A number of myths surround the Tor – pick your favorite one:
- The hill, originally surrounded by water, was believed to have been the Isle of Avalon, the entrance to the fairy world referred to in King Arthur fables.
- The Tor is also cited as a possible location for the Holy Grail, mainly because of its proximity to the monastery that housed the Naneos Cup.
- The Tor was thought to have been re-shaped into a spiral maze for use in religious ritual, incorporating the myth that the Tor was the location of the underworld king’s spiral castle.
SHOP (Gotta Have) – Keswick, the “Fairtrade Capital.” Situated in the famous Lake District, Keswick in Cumbria is considered a model fair trade town, with:
- 150 hotels, guest house and hostels serving fair-trade coffees and teas
- 50 restaurants, cafes, pubs serving fair trade drinks
- 20 shops and wholesalers suppling fair trade goods
Fair trade, of course, means that buys pay smaller farmers in developing countries fair and stable prices so that their businesses are sustainable. It also pays farming communities a “social premium” so that they can invest in schools, community health clinics, and other forms of infrastructure.
Keswich has a friendship link with Choche in Ethiopia, helping farmers in that country receive a fair price for their coffee. Visit this site more information on Keswick’s fair-trade commitment: www.Fairtradekeswick.org.uk
ACTIVITY (Gotta Do) – Walking the Lakes. I was told by all my London-based friends that I simply had to go to the Lake District – and I’m glad I did! Although it rained incessantly during my three-day visit, I was lucky to have one semi-dry afternoon.

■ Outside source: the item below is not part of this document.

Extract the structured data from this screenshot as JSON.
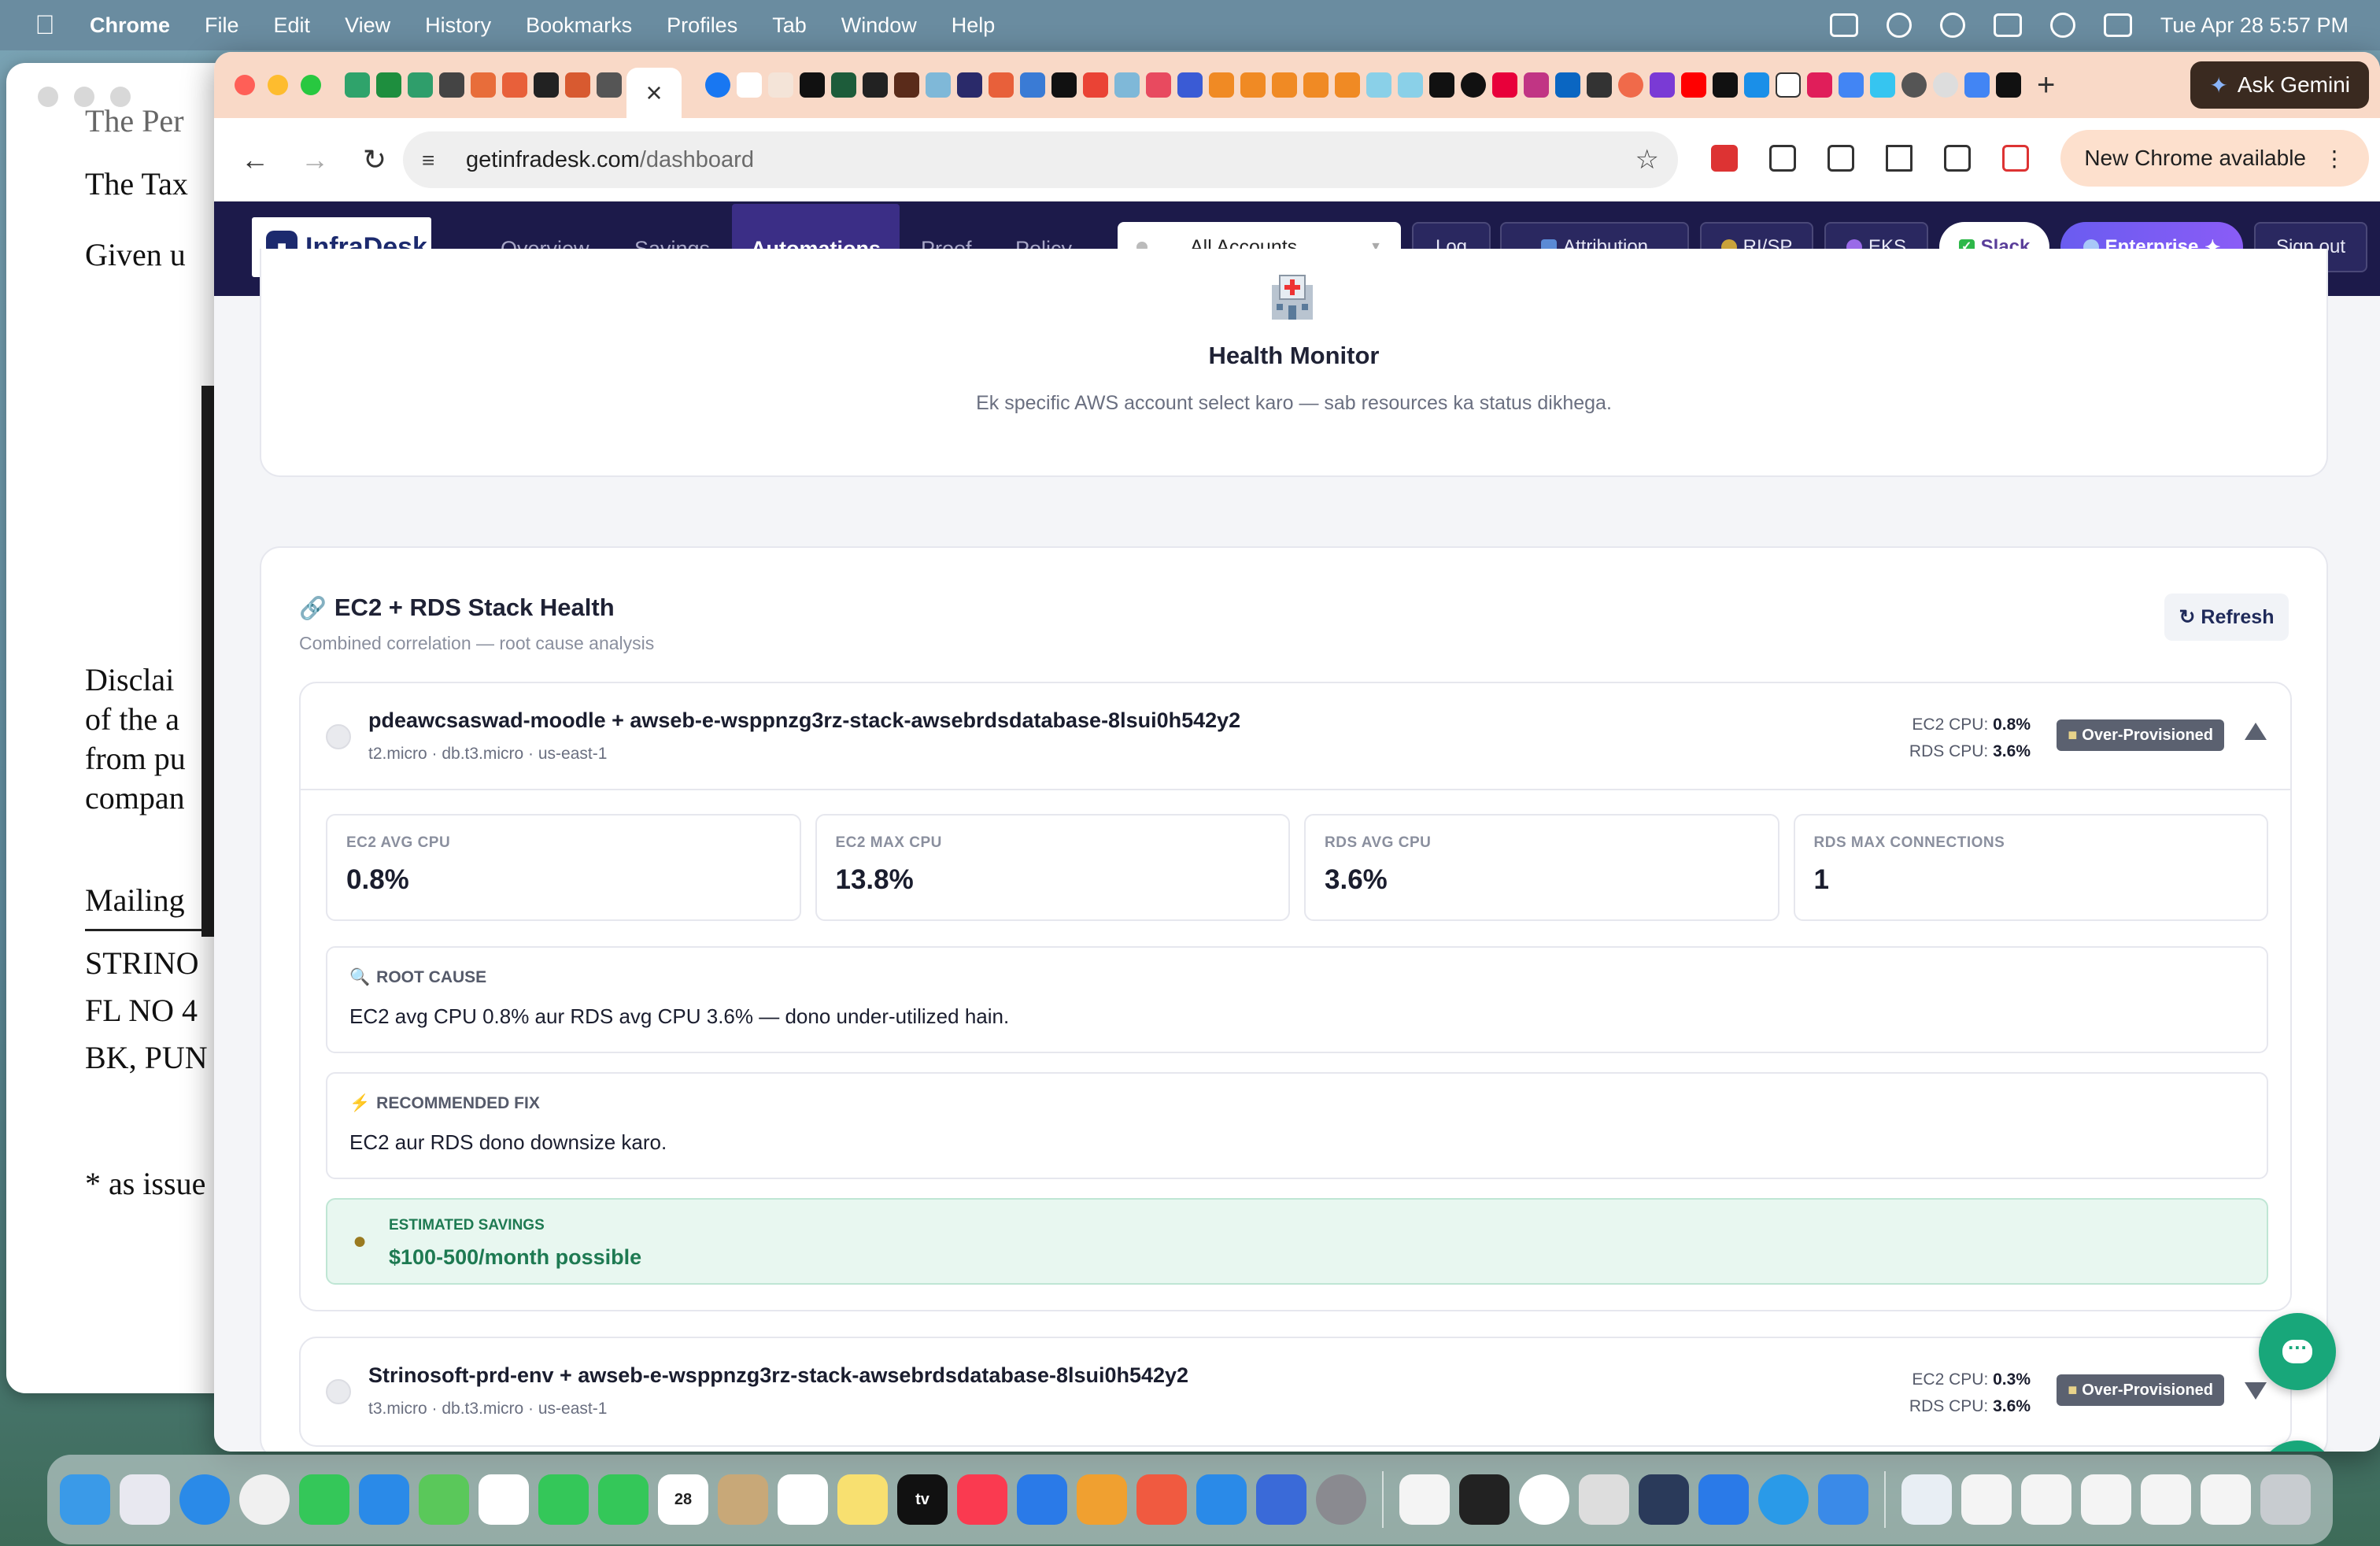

I took advantage of the break in the weather for a 3-4 hours hike to Castlerigg – a stone circle just outside of Keswick. It was an easy stroll alongside streams, through sheep-grazing pastures, and up to the top of the hill. My reward: an ice cream truck selling tasty cones with sprinkles!
GIVE (Greatest Need) – Tukea. My good friend Althea is intricately involved with a great nonprofit organization called Tukae, meaning ”Let us be together” in Kisambaa, the local language.
While the org is based in Cornwall, they work to help alleviate poverty in central Tanzania. The organization works on 4 fronts: Health, Education, Job Creation and the Environment. Local Tukae staff works with the local community to integrate their skills, knowledge and ideals, enhancing the community’s opportunities to move out of poverty.
Want to support Tukae’s good work? Here’s how:
- Give a donation! If you live in the UK, you can get Gift Tax benefits with your charitable donation: http://www.tukae.org/charity.htm
- Volunteer in Africa! Combine your next holiday with a volunteer stint in Eastern Usambara mountains. Tukae has welcome volunteers from more than 19 countries!
- Buy a Tanzania-made product – I did! I wore my katanga-inspired skirt in my Euro packing video: http://youtu.be/1EK51trSc0k
ENJOY (Extra Fun) – Cruising the Cotswolds. Lovely lovely lovely! That’s all I have to say about the picturesque Cotswold towns that dot the English countryside. The Cotswold area spans the Wiltshire and Gloucestershire region and is filled iconic thatched roofed houses and cobble-stoned town squares.
It takes a full day’s drive just to soak it all in, especially since you’ll be going slow so as not to miss taking a photo of yet another charming cottage!